Take every line from the records below that includes the word "JSON".

+++

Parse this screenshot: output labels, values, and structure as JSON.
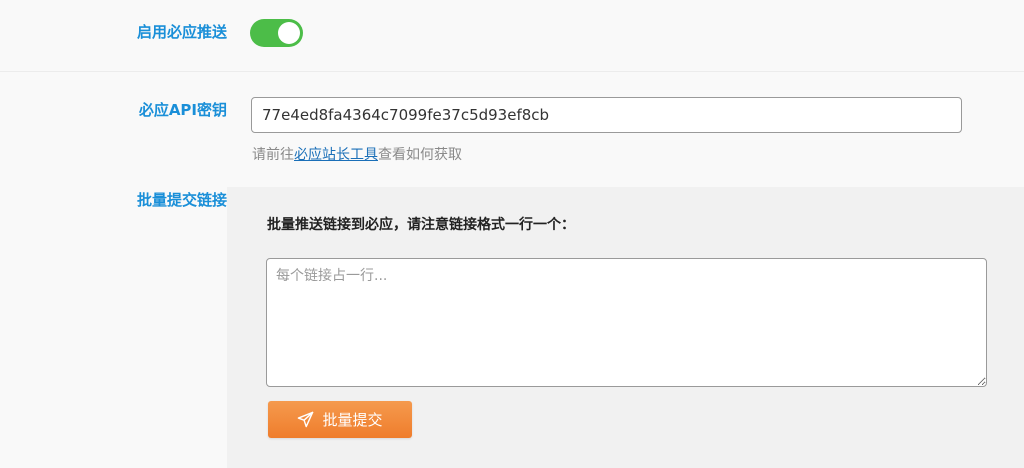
{
  "colors": {
    "label": "#1a8fd8",
    "toggle_on": "#4cbd48",
    "link": "#1a6fb8",
    "button": "#ef7d2c"
  },
  "enable_push": {
    "label": "启用必应推送",
    "enabled": true
  },
  "api_key": {
    "label": "必应API密钥",
    "value": "77e4ed8fa4364c7099fe37c5d93ef8cb",
    "hint_prefix": "请前往",
    "hint_link": "必应站长工具",
    "hint_suffix": "查看如何获取"
  },
  "batch": {
    "label": "批量提交链接",
    "title": "批量推送链接到必应，请注意链接格式一行一个：",
    "placeholder": "每个链接占一行...",
    "value": "",
    "button_label": "批量提交",
    "button_icon": "send-icon"
  }
}
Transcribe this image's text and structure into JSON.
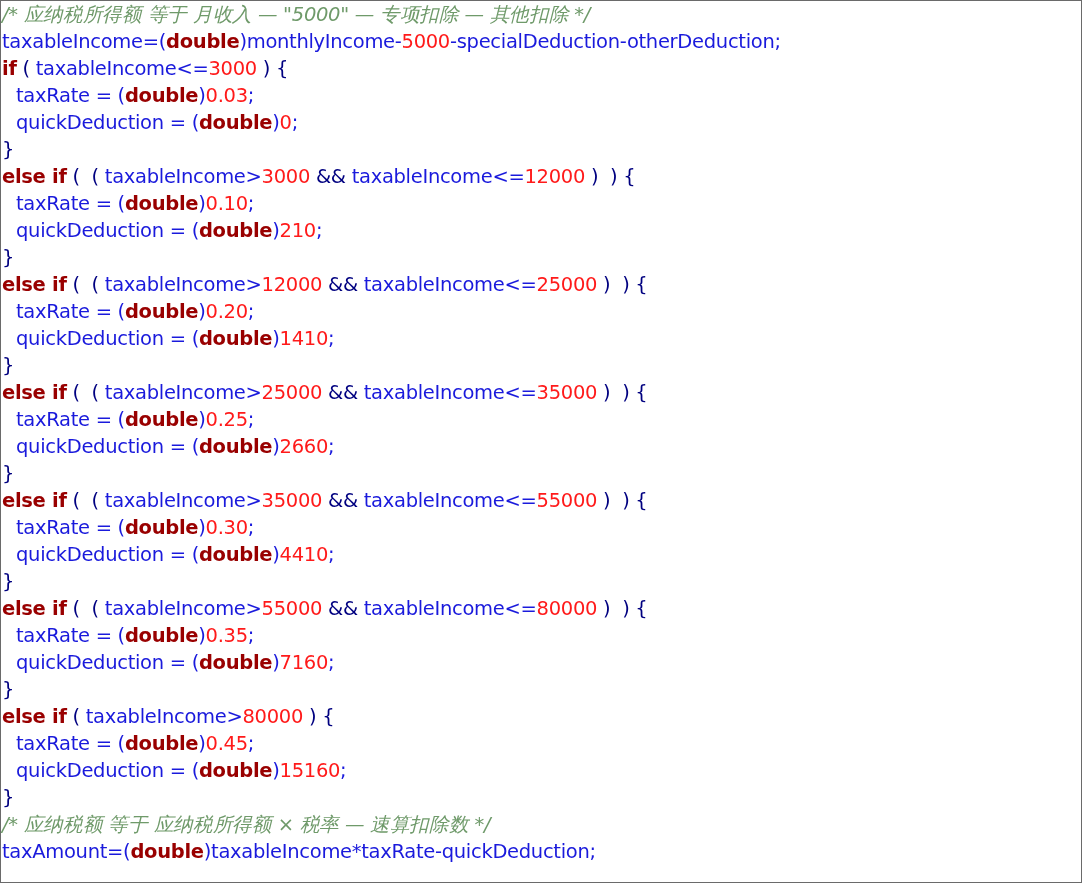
{
  "code_lines": [
    {
      "indent": false,
      "tokens": [
        {
          "kind": "comment",
          "text": "/* 应纳税所得额 等于 月收入 — \"5000\" — 专项扣除 — 其他扣除 */"
        }
      ]
    },
    {
      "indent": false,
      "tokens": [
        {
          "kind": "name",
          "text": "taxableIncome=("
        },
        {
          "kind": "keyword",
          "text": "double"
        },
        {
          "kind": "name",
          "text": ")monthlyIncome-"
        },
        {
          "kind": "number",
          "text": "5000"
        },
        {
          "kind": "name",
          "text": "-specialDeduction-otherDeduction;"
        }
      ]
    },
    {
      "indent": false,
      "tokens": [
        {
          "kind": "keyword",
          "text": "if"
        },
        {
          "kind": "brace",
          "text": " ( "
        },
        {
          "kind": "name",
          "text": "taxableIncome<="
        },
        {
          "kind": "number",
          "text": "3000"
        },
        {
          "kind": "brace",
          "text": " ) {"
        }
      ]
    },
    {
      "indent": true,
      "tokens": [
        {
          "kind": "name",
          "text": "taxRate = ("
        },
        {
          "kind": "keyword",
          "text": "double"
        },
        {
          "kind": "name",
          "text": ")"
        },
        {
          "kind": "number",
          "text": "0.03"
        },
        {
          "kind": "name",
          "text": ";"
        }
      ]
    },
    {
      "indent": true,
      "tokens": [
        {
          "kind": "name",
          "text": "quickDeduction = ("
        },
        {
          "kind": "keyword",
          "text": "double"
        },
        {
          "kind": "name",
          "text": ")"
        },
        {
          "kind": "number",
          "text": "0"
        },
        {
          "kind": "name",
          "text": ";"
        }
      ]
    },
    {
      "indent": false,
      "tokens": [
        {
          "kind": "brace",
          "text": "}"
        }
      ]
    },
    {
      "indent": false,
      "tokens": [
        {
          "kind": "keyword",
          "text": "else if"
        },
        {
          "kind": "brace",
          "text": " (  ( "
        },
        {
          "kind": "name",
          "text": "taxableIncome>"
        },
        {
          "kind": "number",
          "text": "3000"
        },
        {
          "kind": "brace",
          "text": " && "
        },
        {
          "kind": "name",
          "text": "taxableIncome<="
        },
        {
          "kind": "number",
          "text": "12000"
        },
        {
          "kind": "brace",
          "text": " )  ) {"
        }
      ]
    },
    {
      "indent": true,
      "tokens": [
        {
          "kind": "name",
          "text": "taxRate = ("
        },
        {
          "kind": "keyword",
          "text": "double"
        },
        {
          "kind": "name",
          "text": ")"
        },
        {
          "kind": "number",
          "text": "0.10"
        },
        {
          "kind": "name",
          "text": ";"
        }
      ]
    },
    {
      "indent": true,
      "tokens": [
        {
          "kind": "name",
          "text": "quickDeduction = ("
        },
        {
          "kind": "keyword",
          "text": "double"
        },
        {
          "kind": "name",
          "text": ")"
        },
        {
          "kind": "number",
          "text": "210"
        },
        {
          "kind": "name",
          "text": ";"
        }
      ]
    },
    {
      "indent": false,
      "tokens": [
        {
          "kind": "brace",
          "text": "}"
        }
      ]
    },
    {
      "indent": false,
      "tokens": [
        {
          "kind": "keyword",
          "text": "else if"
        },
        {
          "kind": "brace",
          "text": " (  ( "
        },
        {
          "kind": "name",
          "text": "taxableIncome>"
        },
        {
          "kind": "number",
          "text": "12000"
        },
        {
          "kind": "brace",
          "text": " && "
        },
        {
          "kind": "name",
          "text": "taxableIncome<="
        },
        {
          "kind": "number",
          "text": "25000"
        },
        {
          "kind": "brace",
          "text": " )  ) {"
        }
      ]
    },
    {
      "indent": true,
      "tokens": [
        {
          "kind": "name",
          "text": "taxRate = ("
        },
        {
          "kind": "keyword",
          "text": "double"
        },
        {
          "kind": "name",
          "text": ")"
        },
        {
          "kind": "number",
          "text": "0.20"
        },
        {
          "kind": "name",
          "text": ";"
        }
      ]
    },
    {
      "indent": true,
      "tokens": [
        {
          "kind": "name",
          "text": "quickDeduction = ("
        },
        {
          "kind": "keyword",
          "text": "double"
        },
        {
          "kind": "name",
          "text": ")"
        },
        {
          "kind": "number",
          "text": "1410"
        },
        {
          "kind": "name",
          "text": ";"
        }
      ]
    },
    {
      "indent": false,
      "tokens": [
        {
          "kind": "brace",
          "text": "}"
        }
      ]
    },
    {
      "indent": false,
      "tokens": [
        {
          "kind": "keyword",
          "text": "else if"
        },
        {
          "kind": "brace",
          "text": " (  ( "
        },
        {
          "kind": "name",
          "text": "taxableIncome>"
        },
        {
          "kind": "number",
          "text": "25000"
        },
        {
          "kind": "brace",
          "text": " && "
        },
        {
          "kind": "name",
          "text": "taxableIncome<="
        },
        {
          "kind": "number",
          "text": "35000"
        },
        {
          "kind": "brace",
          "text": " )  ) {"
        }
      ]
    },
    {
      "indent": true,
      "tokens": [
        {
          "kind": "name",
          "text": "taxRate = ("
        },
        {
          "kind": "keyword",
          "text": "double"
        },
        {
          "kind": "name",
          "text": ")"
        },
        {
          "kind": "number",
          "text": "0.25"
        },
        {
          "kind": "name",
          "text": ";"
        }
      ]
    },
    {
      "indent": true,
      "tokens": [
        {
          "kind": "name",
          "text": "quickDeduction = ("
        },
        {
          "kind": "keyword",
          "text": "double"
        },
        {
          "kind": "name",
          "text": ")"
        },
        {
          "kind": "number",
          "text": "2660"
        },
        {
          "kind": "name",
          "text": ";"
        }
      ]
    },
    {
      "indent": false,
      "tokens": [
        {
          "kind": "brace",
          "text": "}"
        }
      ]
    },
    {
      "indent": false,
      "tokens": [
        {
          "kind": "keyword",
          "text": "else if"
        },
        {
          "kind": "brace",
          "text": " (  ( "
        },
        {
          "kind": "name",
          "text": "taxableIncome>"
        },
        {
          "kind": "number",
          "text": "35000"
        },
        {
          "kind": "brace",
          "text": " && "
        },
        {
          "kind": "name",
          "text": "taxableIncome<="
        },
        {
          "kind": "number",
          "text": "55000"
        },
        {
          "kind": "brace",
          "text": " )  ) {"
        }
      ]
    },
    {
      "indent": true,
      "tokens": [
        {
          "kind": "name",
          "text": "taxRate = ("
        },
        {
          "kind": "keyword",
          "text": "double"
        },
        {
          "kind": "name",
          "text": ")"
        },
        {
          "kind": "number",
          "text": "0.30"
        },
        {
          "kind": "name",
          "text": ";"
        }
      ]
    },
    {
      "indent": true,
      "tokens": [
        {
          "kind": "name",
          "text": "quickDeduction = ("
        },
        {
          "kind": "keyword",
          "text": "double"
        },
        {
          "kind": "name",
          "text": ")"
        },
        {
          "kind": "number",
          "text": "4410"
        },
        {
          "kind": "name",
          "text": ";"
        }
      ]
    },
    {
      "indent": false,
      "tokens": [
        {
          "kind": "brace",
          "text": "}"
        }
      ]
    },
    {
      "indent": false,
      "tokens": [
        {
          "kind": "keyword",
          "text": "else if"
        },
        {
          "kind": "brace",
          "text": " (  ( "
        },
        {
          "kind": "name",
          "text": "taxableIncome>"
        },
        {
          "kind": "number",
          "text": "55000"
        },
        {
          "kind": "brace",
          "text": " && "
        },
        {
          "kind": "name",
          "text": "taxableIncome<="
        },
        {
          "kind": "number",
          "text": "80000"
        },
        {
          "kind": "brace",
          "text": " )  ) {"
        }
      ]
    },
    {
      "indent": true,
      "tokens": [
        {
          "kind": "name",
          "text": "taxRate = ("
        },
        {
          "kind": "keyword",
          "text": "double"
        },
        {
          "kind": "name",
          "text": ")"
        },
        {
          "kind": "number",
          "text": "0.35"
        },
        {
          "kind": "name",
          "text": ";"
        }
      ]
    },
    {
      "indent": true,
      "tokens": [
        {
          "kind": "name",
          "text": "quickDeduction = ("
        },
        {
          "kind": "keyword",
          "text": "double"
        },
        {
          "kind": "name",
          "text": ")"
        },
        {
          "kind": "number",
          "text": "7160"
        },
        {
          "kind": "name",
          "text": ";"
        }
      ]
    },
    {
      "indent": false,
      "tokens": [
        {
          "kind": "brace",
          "text": "}"
        }
      ]
    },
    {
      "indent": false,
      "tokens": [
        {
          "kind": "keyword",
          "text": "else if"
        },
        {
          "kind": "brace",
          "text": " ( "
        },
        {
          "kind": "name",
          "text": "taxableIncome>"
        },
        {
          "kind": "number",
          "text": "80000"
        },
        {
          "kind": "brace",
          "text": " ) {"
        }
      ]
    },
    {
      "indent": true,
      "tokens": [
        {
          "kind": "name",
          "text": "taxRate = ("
        },
        {
          "kind": "keyword",
          "text": "double"
        },
        {
          "kind": "name",
          "text": ")"
        },
        {
          "kind": "number",
          "text": "0.45"
        },
        {
          "kind": "name",
          "text": ";"
        }
      ]
    },
    {
      "indent": true,
      "tokens": [
        {
          "kind": "name",
          "text": "quickDeduction = ("
        },
        {
          "kind": "keyword",
          "text": "double"
        },
        {
          "kind": "name",
          "text": ")"
        },
        {
          "kind": "number",
          "text": "15160"
        },
        {
          "kind": "name",
          "text": ";"
        }
      ]
    },
    {
      "indent": false,
      "tokens": [
        {
          "kind": "brace",
          "text": "}"
        }
      ]
    },
    {
      "indent": false,
      "tokens": [
        {
          "kind": "comment",
          "text": "/* 应纳税额 等于 应纳税所得额 × 税率 — 速算扣除数 */"
        }
      ]
    },
    {
      "indent": false,
      "tokens": [
        {
          "kind": "name",
          "text": "taxAmount=("
        },
        {
          "kind": "keyword",
          "text": "double"
        },
        {
          "kind": "name",
          "text": ")taxableIncome*taxRate-quickDeduction;"
        }
      ]
    }
  ]
}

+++

### Answer to this problem
Parse this screenshot: output labels, values, and structure as JSON.
Transcribe this image's text and structure into JSON.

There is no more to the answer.